Records from a data source
------
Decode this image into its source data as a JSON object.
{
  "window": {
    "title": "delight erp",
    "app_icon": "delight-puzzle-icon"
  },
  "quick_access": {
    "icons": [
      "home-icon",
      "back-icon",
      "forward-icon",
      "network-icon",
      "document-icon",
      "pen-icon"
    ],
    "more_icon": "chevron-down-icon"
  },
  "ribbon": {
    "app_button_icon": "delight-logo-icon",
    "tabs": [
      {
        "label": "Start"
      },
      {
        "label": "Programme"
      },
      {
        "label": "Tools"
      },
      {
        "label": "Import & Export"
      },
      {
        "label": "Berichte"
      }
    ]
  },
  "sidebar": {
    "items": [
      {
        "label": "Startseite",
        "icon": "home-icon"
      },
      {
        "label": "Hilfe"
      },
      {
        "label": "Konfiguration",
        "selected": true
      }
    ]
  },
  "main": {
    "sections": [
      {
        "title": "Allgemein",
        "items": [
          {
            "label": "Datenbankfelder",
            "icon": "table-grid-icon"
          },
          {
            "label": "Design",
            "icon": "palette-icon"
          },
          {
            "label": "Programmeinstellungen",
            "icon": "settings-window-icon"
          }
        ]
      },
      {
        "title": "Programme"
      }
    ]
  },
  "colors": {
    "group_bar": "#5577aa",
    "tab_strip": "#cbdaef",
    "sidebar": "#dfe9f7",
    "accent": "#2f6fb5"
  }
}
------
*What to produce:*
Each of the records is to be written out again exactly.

*Response:*
Decode this image into its source data as a JSON object.
{
  "window": {
    "title": "delight erp",
    "app_icon": "delight-puzzle-icon"
  },
  "quick_access": {
    "icons": [
      "home-icon",
      "back-icon",
      "forward-icon",
      "network-icon",
      "document-icon",
      "pen-icon"
    ],
    "more_icon": "chevron-down-icon"
  },
  "ribbon": {
    "app_button_icon": "delight-logo-icon",
    "tabs": [
      {
        "label": "Start"
      },
      {
        "label": "Programme"
      },
      {
        "label": "Tools"
      },
      {
        "label": "Import & Export"
      },
      {
        "label": "Berichte"
      }
    ]
  },
  "sidebar": {
    "items": [
      {
        "label": "Startseite",
        "icon": "home-icon"
      },
      {
        "label": "Hilfe"
      },
      {
        "label": "Konfiguration",
        "selected": true
      }
    ]
  },
  "main": {
    "sections": [
      {
        "title": "Allgemein",
        "items": [
          {
            "label": "Datenbankfelder",
            "icon": "table-grid-icon"
          },
          {
            "label": "Design",
            "icon": "palette-icon"
          },
          {
            "label": "Programmeinstellungen",
            "icon": "settings-window-icon"
          }
        ]
      },
      {
        "title": "Programme"
      }
    ]
  },
  "colors": {
    "group_bar": "#5577aa",
    "tab_strip": "#cbdaef",
    "sidebar": "#dfe9f7",
    "accent": "#2f6fb5"
  }
}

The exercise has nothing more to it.